- Fine Motor Activities help improve small muscle development and eye hand coordination. Some common items found in the fine motor/ manipulative area includes puzzles, beads and laces, pegboards, crayons and scissors.
- Art Activities help the children creatively express their thoughts and feelings. They help reinforce fine motor skills and concept development in areas such as colors, shapes and size relationships.
- Dramatic Play Activities help children express themselves, practice life skills, improve social skills, increase self-esteem, build vocabulary and solve problems.
- Music Activities promote youngsters’ listening skills, creative expression, and social skills. In music, children can explore sound, volume, tempo, and rhythm.
- Science Activities offer children many hands on opportunities for observation, exploration, investigation, making predictions and experimentation.
- Sand and Water Activities allow children to experiment with textures and the properties of different substances. These activities also promote the development of other skills, such as math, science and language.
- Block Play gives children experience with many different concepts, such as shape size discrimination, spatial relationships, number skills, balance, organization, cause and effect and classification.
- Story Time is designed to help children develop an appreciation and enjoyment of literature. Reading activities enhance children’s vocabulary and comprehension skills and expand their knowledge base. Story Time offers children a time to slow down and relax. It is designed to help children develop an appreciation and enjoyment of literature. Reading activities enhance children’s language and comprehension skills expanding their knowledge base. Intellectual stimulation, acquisition of information. Special Reading Language Time On daily basis children will learn and are encouraged to verbally express themselves by describing objects by the use of different attribute: label, function, components, color, shape, association, accessories, size, category, composition, location, quantity, position, spatial, temporal, patterns, sequencing, classifying, and comparisons. Language is used in all activities in words, sentences, and conversational levels.
- Cree Daily children are taught the Cree Language through the use of Cree songs, dancing, chants/rhymes, storytelling and table activities like arts & crafts. Colors, numbers, animals, body parts, names of everyday objects and actions are some of the vocabulary that is taught to the children. Educational games are played to help children retain information. Stories and legends are read to the children, followed by open-ended questions and group discussion. Coloring / activity worksheets and art projects are completed by children.
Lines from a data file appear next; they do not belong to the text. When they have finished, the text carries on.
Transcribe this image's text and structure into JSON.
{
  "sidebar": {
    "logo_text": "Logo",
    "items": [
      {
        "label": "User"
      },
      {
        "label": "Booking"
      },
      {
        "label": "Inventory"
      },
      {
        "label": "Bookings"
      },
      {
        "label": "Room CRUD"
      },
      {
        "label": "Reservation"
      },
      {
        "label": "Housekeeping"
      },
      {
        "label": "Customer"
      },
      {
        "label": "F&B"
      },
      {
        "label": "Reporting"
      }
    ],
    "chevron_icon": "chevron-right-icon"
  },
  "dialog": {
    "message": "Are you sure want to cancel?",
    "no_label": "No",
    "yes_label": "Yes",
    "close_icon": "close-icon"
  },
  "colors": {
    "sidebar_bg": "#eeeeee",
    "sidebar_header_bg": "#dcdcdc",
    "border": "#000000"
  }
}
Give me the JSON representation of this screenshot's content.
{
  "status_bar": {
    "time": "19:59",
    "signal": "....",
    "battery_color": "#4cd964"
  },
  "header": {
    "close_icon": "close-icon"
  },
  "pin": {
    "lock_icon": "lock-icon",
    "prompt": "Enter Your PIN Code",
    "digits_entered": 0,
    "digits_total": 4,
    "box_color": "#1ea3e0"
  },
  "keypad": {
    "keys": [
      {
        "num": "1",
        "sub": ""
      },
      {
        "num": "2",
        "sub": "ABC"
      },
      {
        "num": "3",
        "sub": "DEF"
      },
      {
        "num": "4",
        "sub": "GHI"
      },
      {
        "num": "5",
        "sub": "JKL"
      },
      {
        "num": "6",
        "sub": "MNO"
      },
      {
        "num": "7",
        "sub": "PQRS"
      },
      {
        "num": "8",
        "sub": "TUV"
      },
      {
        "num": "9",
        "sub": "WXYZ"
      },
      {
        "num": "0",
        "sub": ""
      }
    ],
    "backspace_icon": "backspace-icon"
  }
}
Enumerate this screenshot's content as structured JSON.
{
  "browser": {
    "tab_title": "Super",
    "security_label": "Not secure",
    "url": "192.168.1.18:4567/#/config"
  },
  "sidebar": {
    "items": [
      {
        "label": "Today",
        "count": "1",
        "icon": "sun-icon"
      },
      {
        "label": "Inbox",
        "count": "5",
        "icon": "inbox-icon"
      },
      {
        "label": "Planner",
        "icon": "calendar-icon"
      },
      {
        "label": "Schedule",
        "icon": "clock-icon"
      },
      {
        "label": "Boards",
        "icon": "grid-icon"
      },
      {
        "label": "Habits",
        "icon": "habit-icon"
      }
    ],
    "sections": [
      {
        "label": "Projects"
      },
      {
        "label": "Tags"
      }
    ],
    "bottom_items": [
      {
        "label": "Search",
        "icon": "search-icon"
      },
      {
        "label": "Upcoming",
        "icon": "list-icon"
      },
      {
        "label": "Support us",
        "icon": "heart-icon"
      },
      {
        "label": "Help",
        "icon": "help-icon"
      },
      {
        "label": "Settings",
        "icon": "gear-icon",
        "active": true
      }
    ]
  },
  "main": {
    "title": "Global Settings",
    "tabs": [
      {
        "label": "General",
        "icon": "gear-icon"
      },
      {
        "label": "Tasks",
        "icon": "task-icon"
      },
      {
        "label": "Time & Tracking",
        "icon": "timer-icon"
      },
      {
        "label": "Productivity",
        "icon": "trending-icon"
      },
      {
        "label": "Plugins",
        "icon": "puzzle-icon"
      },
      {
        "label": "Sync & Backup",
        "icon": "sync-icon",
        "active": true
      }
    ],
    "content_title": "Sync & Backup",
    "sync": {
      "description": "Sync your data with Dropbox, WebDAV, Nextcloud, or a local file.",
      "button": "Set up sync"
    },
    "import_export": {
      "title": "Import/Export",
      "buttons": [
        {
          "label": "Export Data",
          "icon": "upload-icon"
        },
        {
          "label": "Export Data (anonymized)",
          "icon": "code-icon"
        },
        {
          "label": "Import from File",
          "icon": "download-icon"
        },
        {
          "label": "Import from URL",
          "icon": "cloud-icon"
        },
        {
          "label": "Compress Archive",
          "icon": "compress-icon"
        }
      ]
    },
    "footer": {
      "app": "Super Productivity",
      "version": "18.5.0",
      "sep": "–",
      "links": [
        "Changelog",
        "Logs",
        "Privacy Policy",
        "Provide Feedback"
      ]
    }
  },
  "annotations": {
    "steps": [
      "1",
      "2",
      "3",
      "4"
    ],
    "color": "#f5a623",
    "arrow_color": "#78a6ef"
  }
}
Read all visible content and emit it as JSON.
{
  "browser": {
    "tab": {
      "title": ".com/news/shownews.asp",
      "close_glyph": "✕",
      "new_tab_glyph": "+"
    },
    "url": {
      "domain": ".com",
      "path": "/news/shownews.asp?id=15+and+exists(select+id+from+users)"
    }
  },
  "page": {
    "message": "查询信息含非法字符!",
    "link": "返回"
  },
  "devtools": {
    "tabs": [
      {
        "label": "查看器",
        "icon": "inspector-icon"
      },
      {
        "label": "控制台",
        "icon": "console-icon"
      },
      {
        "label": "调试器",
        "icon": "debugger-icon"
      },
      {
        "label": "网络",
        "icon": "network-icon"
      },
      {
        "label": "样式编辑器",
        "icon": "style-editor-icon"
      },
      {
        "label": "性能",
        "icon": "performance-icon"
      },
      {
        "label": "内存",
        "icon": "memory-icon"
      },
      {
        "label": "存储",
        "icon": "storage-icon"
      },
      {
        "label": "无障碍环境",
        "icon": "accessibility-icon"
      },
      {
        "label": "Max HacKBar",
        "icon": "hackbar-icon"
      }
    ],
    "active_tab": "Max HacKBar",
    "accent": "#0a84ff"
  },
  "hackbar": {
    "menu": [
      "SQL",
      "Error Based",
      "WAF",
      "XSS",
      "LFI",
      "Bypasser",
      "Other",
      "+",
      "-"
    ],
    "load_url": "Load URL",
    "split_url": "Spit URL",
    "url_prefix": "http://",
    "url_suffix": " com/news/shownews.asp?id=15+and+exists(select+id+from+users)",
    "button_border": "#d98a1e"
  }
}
Children are encouraged to practice positive interaction, communication skills and to develop interpersonal skills including self-pride and expression.
- Center Time is student directed time with adult assistance from the teacher when needed. Children go to the different activity centers. Center time is a part of the children’s day that is more than just for play. During learning center time children choose to go to different centers that are created in the program. Learning centers benefit children by giving them a chance to form plans, make decisions, AND CARRY out plans, promoting active learning and language development.